FORT WAYNE, Ind. (WANE) – Supreme Court Justice Ruth Bader Ginsburg’s life touched many across the country. That inspiration can be found on the bench at Allen Superior Court.
Three of the female judges for Allen Superior Court described how Justice Ginsburg helped pave the way for them to be on the bench.
Hon. Fran Gull described Ginsburg as “an icon and an idol.”
“She had power, and she had a voice, and she had stature,” said Gull.
Gull also said Ginsburg showed her power, but still respected those around her.
“One of the things I appreciated about her leadership is, she was just kind to everybody. She had so much humility and lead by example,” said Hon. Wendy W. Davis.
Her friendly leadership became evident when dozens of past law clerks stood on the steps of the Supreme Court as Ginsburg’s body arrived to lay in repose.
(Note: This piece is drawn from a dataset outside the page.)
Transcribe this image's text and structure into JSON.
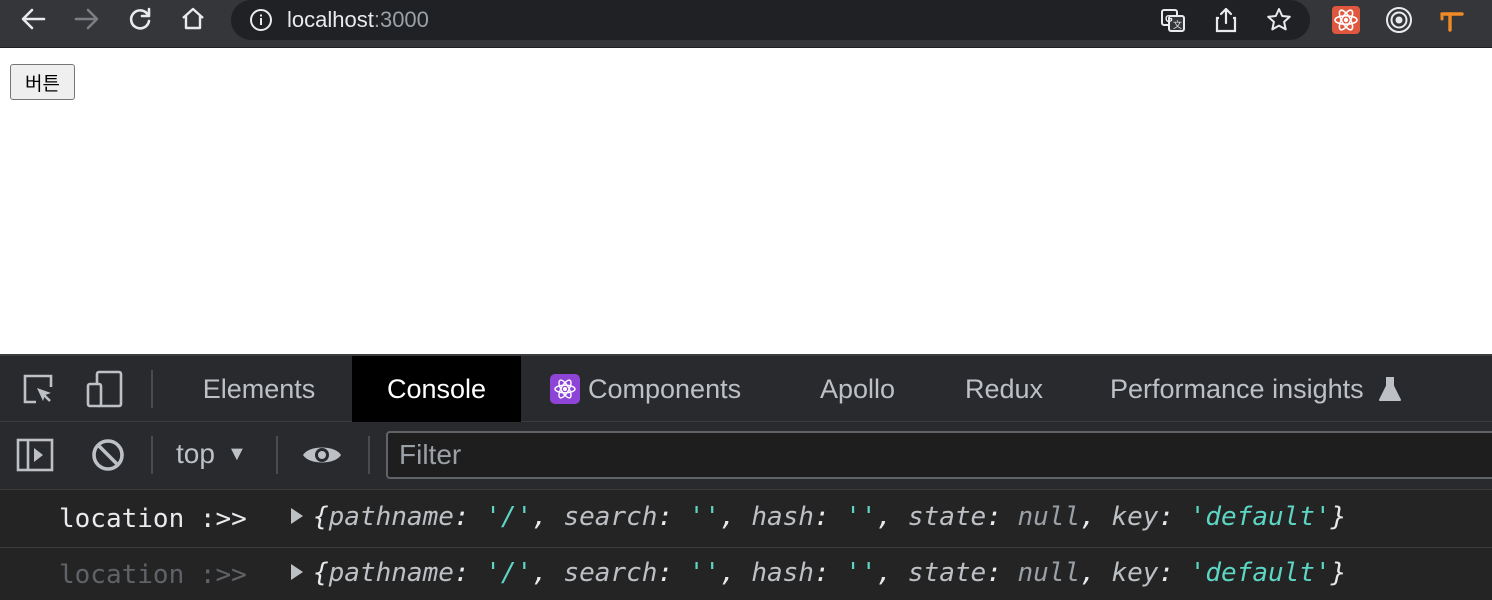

“It’s interesting because I didn’t know she started to shape my life before I knew who she was,” said Hon. Andrea Trevino.
Inside the walls of the Allen County Courthouse, Gull, Davis and Trevino explained Justice Ginsburg served as an inspiration to their careers as judges.
“That’s the judge I want to be. That’s the judge I want to emulate. Somebody that is smart and articulate. Somebody that can be powerful without being overpowering,” said Gull.
In 1997, Gull became only the second woman on the bench for Allen Superior Court. Fast forward to 2019, the majority was held by women.
“She really helped me believe that I could ascend to the bench. I always wanted to be a judge. I never thought that I could do it, until you woman like Justice Ginsburg and Sandra Day O’Connor was another one. And it’s those women, and they did it with such grace and dignity,” said Davis.
“She continues to inspire me on the bench to have that collegiality, to respect my colleagues no matter the difference in our opinions, or how we would do something. And I think that’s kind of a lost art,” said Trevino.
Look for special coverage of Justice Ginsburg’s viewing and procession on WANE 15 on Friday, September 25th.